Edmond Campbell, Senior Staff Reporter
WITH AT least $1.4 billion of taxpayers' money being spent on the rental of office space for government departments, a key parliamentary oversight body yesterday demanded specific timelines on the implementation of the widely debated Public Sector Rationalisation Programme.
Making a presentation before Parliament's Public Administration and Appropriations Committee (PAAC) in Gordon House yesterday, head of the Public Sector Transformation Unit (PSTU), Patricia Sinclair McCalla, revealed that "over the last three years, we (Government) were now paying $1.4 billion in rental".
Her revelation comes as PAAC members agitate for early implementation of the programme which, among other things, is intended to significantly cut public-sector fat such as exorbitant rental costs.
Cabinet Secretary Ambassador Douglas Saunders told members of the committee that he could not provide definitive dates for the implementation of the programme.
However, he indicated that the start-up exercise could get under way by January 2013.
Committee chairman Edmund Bartlett argued that it could not be in the country's interest for the wage bill to continue to represent a large percentage of the country's GDP. "What has to be done must be done in good time," the PAAC chairman stressed.

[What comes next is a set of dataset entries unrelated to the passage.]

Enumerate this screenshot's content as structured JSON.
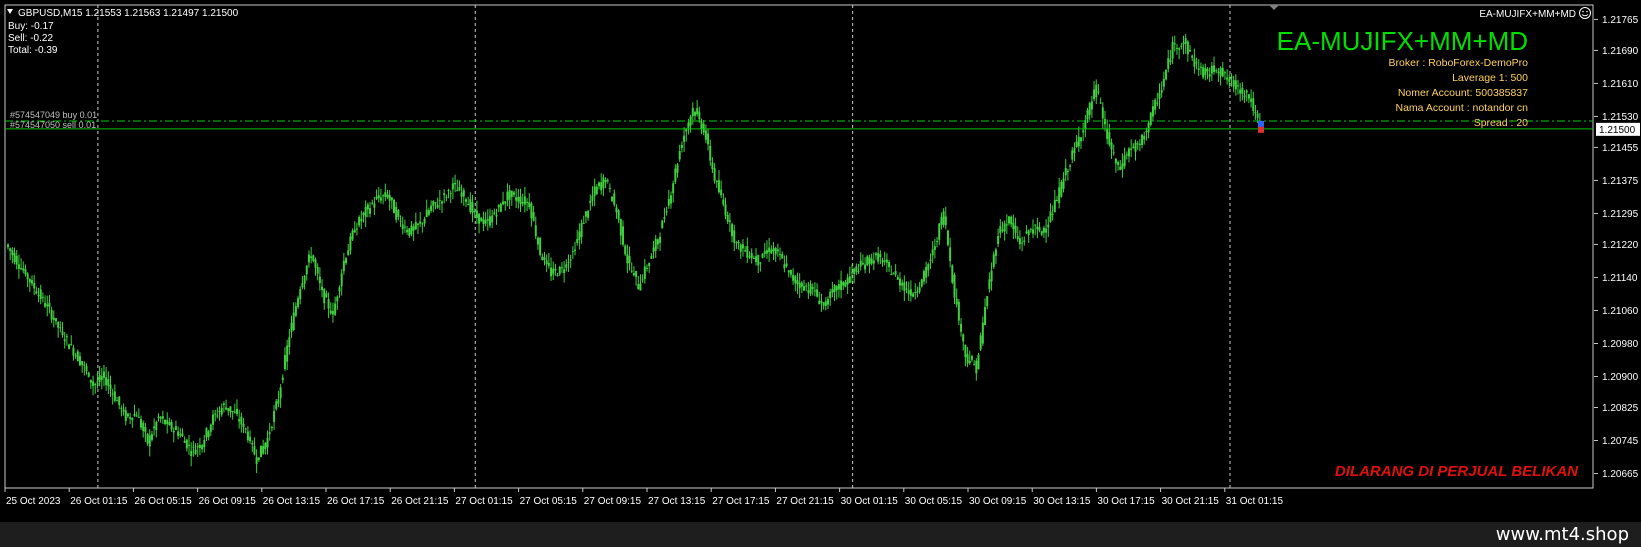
{
  "header": {
    "symbol_line": "GBPUSD,M15  1.21553 1.21563 1.21497 1.21500",
    "buy": "Buy: -0.17",
    "sell": "Sell: -0.22",
    "total": "Total: -0.39",
    "ea_name_small": "EA-MUJIFX+MM+MD"
  },
  "ea_panel": {
    "title": "EA-MUJIFX+MM+MD",
    "broker": "Broker : RoboForex-DemoPro",
    "leverage": "Laverage  1: 500",
    "account_number": "Nomer Account: 500385837",
    "account_name": "Nama Account    : notandor cn",
    "spread": "Spread : 20",
    "warning": "DILARANG DI PERJUAL BELIKAN"
  },
  "orders": [
    {
      "label": "#574547049 buy 0.01",
      "price": 1.21519,
      "color": "#00c800"
    },
    {
      "label": "#574547050 sell 0.01",
      "price": 1.215,
      "color": "#00c800"
    }
  ],
  "current_price_label": "1.21500",
  "colors": {
    "candle": "#40d040",
    "grid": "#c8c8c8",
    "order_line": "#00b000",
    "title": "#00e000",
    "info": "#ffd060",
    "warning": "#e01010",
    "background": "#000000"
  },
  "chart_data": {
    "type": "line",
    "symbol": "GBPUSD",
    "timeframe": "M15",
    "ylim": [
      1.2063,
      1.218
    ],
    "y_ticks": [
      "1.21765",
      "1.21690",
      "1.21610",
      "1.21530",
      "1.21455",
      "1.21375",
      "1.21295",
      "1.21220",
      "1.21140",
      "1.21060",
      "1.20980",
      "1.20900",
      "1.20825",
      "1.20745",
      "1.20665"
    ],
    "x_ticks": [
      "25 Oct 2023",
      "26 Oct 01:15",
      "26 Oct 05:15",
      "26 Oct 09:15",
      "26 Oct 13:15",
      "26 Oct 17:15",
      "26 Oct 21:15",
      "27 Oct 01:15",
      "27 Oct 05:15",
      "27 Oct 09:15",
      "27 Oct 13:15",
      "27 Oct 17:15",
      "27 Oct 21:15",
      "30 Oct 01:15",
      "30 Oct 05:15",
      "30 Oct 09:15",
      "30 Oct 13:15",
      "30 Oct 17:15",
      "30 Oct 21:15",
      "31 Oct 01:15"
    ],
    "series": [
      {
        "values": [
          1.2122,
          1.2118,
          1.2114,
          1.211,
          1.2106,
          1.2101,
          1.2097,
          1.2093,
          1.2088,
          1.209,
          1.2085,
          1.208,
          1.2081,
          1.2074,
          1.208,
          1.2078,
          1.2076,
          1.2072,
          1.2074,
          1.208,
          1.2083,
          1.2081,
          1.2077,
          1.207,
          1.2075,
          1.2085,
          1.21,
          1.2112,
          1.212,
          1.211,
          1.2105,
          1.2118,
          1.2126,
          1.213,
          1.2133,
          1.2134,
          1.2128,
          1.2125,
          1.2127,
          1.2131,
          1.2133,
          1.2136,
          1.2134,
          1.2129,
          1.2127,
          1.213,
          1.2134,
          1.2133,
          1.2132,
          1.212,
          1.2115,
          1.2116,
          1.212,
          1.2128,
          1.2135,
          1.2138,
          1.213,
          1.2118,
          1.2112,
          1.2118,
          1.2125,
          1.2135,
          1.2147,
          1.2155,
          1.215,
          1.2138,
          1.213,
          1.2122,
          1.212,
          1.2118,
          1.2121,
          1.2119,
          1.2114,
          1.2112,
          1.2111,
          1.2107,
          1.2111,
          1.2113,
          1.2116,
          1.2118,
          1.2119,
          1.2116,
          1.2113,
          1.211,
          1.2113,
          1.212,
          1.213,
          1.211,
          1.2095,
          1.2092,
          1.211,
          1.2125,
          1.2128,
          1.2122,
          1.2126,
          1.2125,
          1.213,
          1.2138,
          1.2145,
          1.2152,
          1.216,
          1.2148,
          1.214,
          1.2145,
          1.2146,
          1.2153,
          1.216,
          1.217,
          1.2171,
          1.2166,
          1.2163,
          1.2165,
          1.2162,
          1.216,
          1.2158,
          1.215
        ],
        "color": "#40d040"
      }
    ]
  }
}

Bartlett reminded the committee that the Public Sector Rationalisation Programme was a precursor to the signing of an agreement with the International Monetary Fund.
Jamaica had committed to cut its public-sector wage bill from about 11.5 per cent of gross domestic product (GDP) to nine per cent of GDP by 2016.
One committee member was not in a mood to entertain excuses as to why the rationalisation exercise has not started.
"I am impatient of the never-ending process," committee member Fitz Jackson declared.
"Let us use Parliament to pressure our own colleagues at Cabinet to expedite this in the context of the urgency of this overall programme that we are trying to pursue," he added.
Commenting on rental costs to the public sector, Sinclair McCalla said her unit was seeking to identify government property and buildings that could be refurbished to accommodate various state offices.
She said her unit was also exploring how the Government could create synergies by setting up a one-stop shop facility to expedite business in one location.
"The proposal that is now being presented for consideration is how to create at the parish-level government centres where all government offices reside," the PSTU head explained.